Design-driven innovation: Mothership concepts for accessing the far shore wind farms
Paper in proceeding, 2014

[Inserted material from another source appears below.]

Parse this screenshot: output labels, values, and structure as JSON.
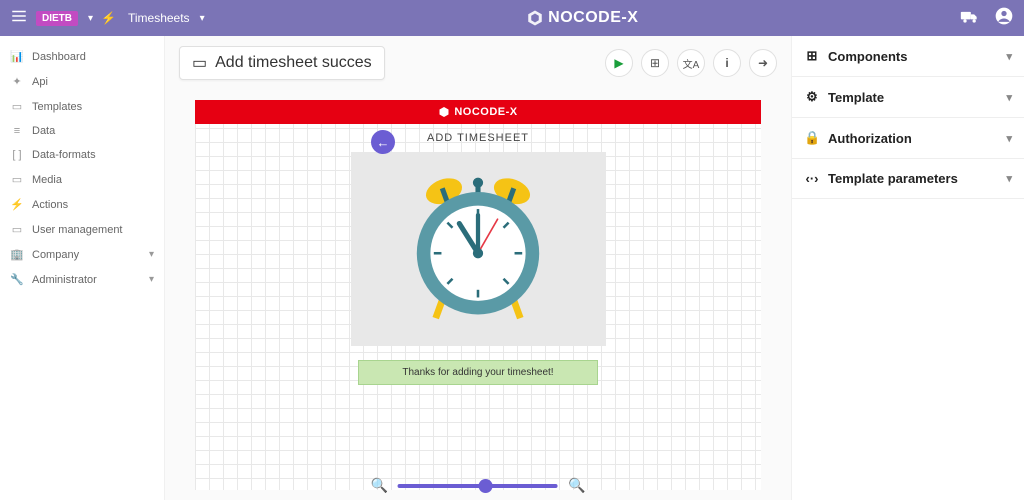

Industrial Design is the fusion of applied art and applied science to improve the aesthetics, human factors, functionality and usability of a product or system. The objective of Industrial Design is to study both function and form, and the connection between product, the user and the operational environment. The role of an Industrial Designer is to create and execute design solutions for problems of form, usability and human factors. Although the design process may be considered 'creative', it has a structured workflow involving many analytical processes, and is generally executed by an interdisciplinary team. Many industrial designers use various design methodologies in their creative process such as User Centred Design, Emotional Design and Design-Driven Innovation. Recent research has indicated that current wind farm support vessels will not be appropriate for accessing far shore wind farms. In order to improve operability of WFSV accessing the far shore wind farms, mothership vessels will be required. Extrapolating the European Wind Energy Association's (EWEA) growth scenario for the period up till 2030 employment in the installation, operation and maintenance, of offshore wind farms is expected to produce skilled employment of 851,400. To meet this demand it will be necessary to recruit land based technicians. Therefore, next generation motherships will need to address the user needs and aspirations of a new generation of technicians, who may not have previous marine experience. This paper presents several mothership concept design proposals, that challenge perceptions of the working and living environment on commercial vessels by using Design-Driven Innovation to create next generation vessels.